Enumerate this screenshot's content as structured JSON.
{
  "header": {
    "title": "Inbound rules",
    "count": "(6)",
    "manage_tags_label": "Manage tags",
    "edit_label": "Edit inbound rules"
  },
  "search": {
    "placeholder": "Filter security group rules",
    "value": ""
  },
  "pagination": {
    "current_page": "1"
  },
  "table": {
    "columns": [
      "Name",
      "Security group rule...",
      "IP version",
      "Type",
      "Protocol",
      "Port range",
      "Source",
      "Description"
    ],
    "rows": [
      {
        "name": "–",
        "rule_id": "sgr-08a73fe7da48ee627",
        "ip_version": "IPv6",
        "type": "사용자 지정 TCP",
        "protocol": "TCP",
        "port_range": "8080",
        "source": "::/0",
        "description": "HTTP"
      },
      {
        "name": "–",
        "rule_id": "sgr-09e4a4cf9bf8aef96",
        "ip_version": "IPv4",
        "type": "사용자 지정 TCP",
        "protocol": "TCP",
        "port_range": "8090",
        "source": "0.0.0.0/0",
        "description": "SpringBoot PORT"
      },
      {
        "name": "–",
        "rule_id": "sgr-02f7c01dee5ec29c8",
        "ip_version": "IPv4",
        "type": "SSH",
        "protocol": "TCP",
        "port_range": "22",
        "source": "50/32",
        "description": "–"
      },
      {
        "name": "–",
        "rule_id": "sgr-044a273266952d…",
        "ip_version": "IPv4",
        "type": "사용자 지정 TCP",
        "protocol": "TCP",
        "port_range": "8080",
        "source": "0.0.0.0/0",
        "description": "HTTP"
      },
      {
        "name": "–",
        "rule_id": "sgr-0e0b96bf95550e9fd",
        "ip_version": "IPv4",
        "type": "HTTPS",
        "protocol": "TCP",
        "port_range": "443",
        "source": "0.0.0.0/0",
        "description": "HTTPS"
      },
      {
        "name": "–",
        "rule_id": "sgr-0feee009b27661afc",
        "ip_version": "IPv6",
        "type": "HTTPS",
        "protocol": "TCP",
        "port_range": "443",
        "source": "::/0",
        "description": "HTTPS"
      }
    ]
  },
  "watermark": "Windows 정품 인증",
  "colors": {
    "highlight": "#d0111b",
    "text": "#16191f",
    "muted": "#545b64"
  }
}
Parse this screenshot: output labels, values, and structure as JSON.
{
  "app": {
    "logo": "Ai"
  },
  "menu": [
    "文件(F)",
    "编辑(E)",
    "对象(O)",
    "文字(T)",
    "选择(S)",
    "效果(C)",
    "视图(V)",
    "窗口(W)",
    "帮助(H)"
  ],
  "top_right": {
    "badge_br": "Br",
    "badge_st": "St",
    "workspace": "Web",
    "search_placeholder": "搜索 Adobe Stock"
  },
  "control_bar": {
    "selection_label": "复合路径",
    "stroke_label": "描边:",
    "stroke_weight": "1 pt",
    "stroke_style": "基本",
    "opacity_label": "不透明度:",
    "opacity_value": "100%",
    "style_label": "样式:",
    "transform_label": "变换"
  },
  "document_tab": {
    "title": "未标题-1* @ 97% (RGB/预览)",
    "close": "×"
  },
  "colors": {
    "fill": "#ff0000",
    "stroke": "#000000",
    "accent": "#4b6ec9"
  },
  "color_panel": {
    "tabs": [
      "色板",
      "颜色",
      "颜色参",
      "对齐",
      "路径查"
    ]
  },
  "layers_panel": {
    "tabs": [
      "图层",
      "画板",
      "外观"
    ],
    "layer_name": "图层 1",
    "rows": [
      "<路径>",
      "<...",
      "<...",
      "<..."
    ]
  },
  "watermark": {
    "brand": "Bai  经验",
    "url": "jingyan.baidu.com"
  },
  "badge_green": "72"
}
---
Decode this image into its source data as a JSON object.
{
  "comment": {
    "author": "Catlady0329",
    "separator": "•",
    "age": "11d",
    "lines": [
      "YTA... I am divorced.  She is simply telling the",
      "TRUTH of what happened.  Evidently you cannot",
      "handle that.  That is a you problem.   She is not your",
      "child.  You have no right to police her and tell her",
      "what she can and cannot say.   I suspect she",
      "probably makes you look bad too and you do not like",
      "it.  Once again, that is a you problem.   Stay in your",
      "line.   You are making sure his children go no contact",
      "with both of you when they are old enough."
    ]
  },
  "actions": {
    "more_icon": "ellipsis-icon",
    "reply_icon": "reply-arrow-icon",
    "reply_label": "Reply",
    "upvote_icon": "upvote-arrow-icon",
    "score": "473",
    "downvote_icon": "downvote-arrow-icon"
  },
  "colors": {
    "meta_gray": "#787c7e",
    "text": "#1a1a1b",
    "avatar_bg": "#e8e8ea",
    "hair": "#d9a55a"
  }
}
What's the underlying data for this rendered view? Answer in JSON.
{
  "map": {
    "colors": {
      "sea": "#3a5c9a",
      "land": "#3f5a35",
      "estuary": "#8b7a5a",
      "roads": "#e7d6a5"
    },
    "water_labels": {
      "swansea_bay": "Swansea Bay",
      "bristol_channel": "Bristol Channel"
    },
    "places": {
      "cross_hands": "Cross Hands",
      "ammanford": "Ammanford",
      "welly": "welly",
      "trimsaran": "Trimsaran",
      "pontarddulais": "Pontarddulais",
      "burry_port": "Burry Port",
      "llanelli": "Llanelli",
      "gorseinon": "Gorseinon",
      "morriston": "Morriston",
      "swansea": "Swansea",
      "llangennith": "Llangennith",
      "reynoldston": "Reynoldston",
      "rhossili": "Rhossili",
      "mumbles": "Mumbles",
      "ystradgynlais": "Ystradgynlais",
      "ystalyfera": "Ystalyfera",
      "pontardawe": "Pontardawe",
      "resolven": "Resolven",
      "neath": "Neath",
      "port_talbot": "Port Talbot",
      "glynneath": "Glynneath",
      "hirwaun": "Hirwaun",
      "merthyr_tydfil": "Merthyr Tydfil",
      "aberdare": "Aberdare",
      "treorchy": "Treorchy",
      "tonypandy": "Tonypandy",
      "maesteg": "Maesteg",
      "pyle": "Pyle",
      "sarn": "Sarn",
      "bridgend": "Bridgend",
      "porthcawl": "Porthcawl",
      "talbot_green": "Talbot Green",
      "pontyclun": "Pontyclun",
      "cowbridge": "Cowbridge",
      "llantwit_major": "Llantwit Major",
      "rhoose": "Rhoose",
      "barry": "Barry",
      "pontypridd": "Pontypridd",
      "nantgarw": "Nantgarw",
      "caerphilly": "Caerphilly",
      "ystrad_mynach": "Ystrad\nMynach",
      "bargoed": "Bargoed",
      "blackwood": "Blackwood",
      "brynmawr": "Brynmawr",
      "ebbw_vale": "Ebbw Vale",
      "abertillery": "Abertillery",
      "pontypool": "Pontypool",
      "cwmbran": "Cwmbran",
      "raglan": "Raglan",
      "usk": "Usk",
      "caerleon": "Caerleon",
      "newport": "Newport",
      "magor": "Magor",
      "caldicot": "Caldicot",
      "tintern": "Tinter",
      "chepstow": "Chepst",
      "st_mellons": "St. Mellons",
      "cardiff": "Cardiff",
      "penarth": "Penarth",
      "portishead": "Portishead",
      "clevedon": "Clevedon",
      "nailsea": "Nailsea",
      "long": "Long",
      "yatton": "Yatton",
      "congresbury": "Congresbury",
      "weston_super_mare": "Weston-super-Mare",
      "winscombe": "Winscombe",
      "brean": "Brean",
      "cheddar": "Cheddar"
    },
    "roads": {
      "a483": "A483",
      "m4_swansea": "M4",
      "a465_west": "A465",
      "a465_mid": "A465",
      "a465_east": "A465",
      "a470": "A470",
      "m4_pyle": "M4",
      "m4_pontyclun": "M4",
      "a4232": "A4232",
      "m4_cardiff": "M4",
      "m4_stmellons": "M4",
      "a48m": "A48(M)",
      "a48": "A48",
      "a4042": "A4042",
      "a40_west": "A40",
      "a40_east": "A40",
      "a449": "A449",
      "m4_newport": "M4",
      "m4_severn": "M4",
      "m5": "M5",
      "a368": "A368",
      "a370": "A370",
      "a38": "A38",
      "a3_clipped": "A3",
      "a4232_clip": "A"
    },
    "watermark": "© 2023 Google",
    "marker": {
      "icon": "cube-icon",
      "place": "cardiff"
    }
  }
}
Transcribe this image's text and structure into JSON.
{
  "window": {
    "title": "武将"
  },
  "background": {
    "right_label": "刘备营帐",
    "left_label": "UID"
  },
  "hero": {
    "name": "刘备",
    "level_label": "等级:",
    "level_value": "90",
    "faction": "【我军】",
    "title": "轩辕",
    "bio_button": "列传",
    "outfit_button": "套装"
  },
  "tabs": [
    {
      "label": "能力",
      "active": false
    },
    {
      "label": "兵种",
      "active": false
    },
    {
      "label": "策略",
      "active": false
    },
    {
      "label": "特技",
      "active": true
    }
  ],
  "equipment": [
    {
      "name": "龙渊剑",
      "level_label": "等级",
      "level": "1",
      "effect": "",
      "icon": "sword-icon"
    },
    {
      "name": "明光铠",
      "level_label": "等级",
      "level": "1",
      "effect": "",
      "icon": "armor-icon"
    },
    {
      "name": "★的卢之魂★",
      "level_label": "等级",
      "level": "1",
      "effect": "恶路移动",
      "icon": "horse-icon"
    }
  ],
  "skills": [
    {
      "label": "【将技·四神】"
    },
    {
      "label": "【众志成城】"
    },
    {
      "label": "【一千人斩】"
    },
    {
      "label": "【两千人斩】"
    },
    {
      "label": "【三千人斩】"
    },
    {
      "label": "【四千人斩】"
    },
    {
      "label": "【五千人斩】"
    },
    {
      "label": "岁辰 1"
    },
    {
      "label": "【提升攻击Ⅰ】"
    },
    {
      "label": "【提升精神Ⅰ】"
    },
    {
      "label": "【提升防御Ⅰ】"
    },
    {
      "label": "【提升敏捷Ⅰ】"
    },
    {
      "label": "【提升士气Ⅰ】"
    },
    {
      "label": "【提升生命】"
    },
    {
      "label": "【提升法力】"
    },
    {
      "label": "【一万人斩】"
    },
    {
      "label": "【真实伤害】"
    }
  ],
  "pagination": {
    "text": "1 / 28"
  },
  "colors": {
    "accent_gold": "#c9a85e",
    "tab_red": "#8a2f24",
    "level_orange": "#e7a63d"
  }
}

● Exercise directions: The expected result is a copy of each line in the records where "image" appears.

● Answer area:
Decode this image into its source data as a JSON object.
Transcribe this image's text and structure into JSON.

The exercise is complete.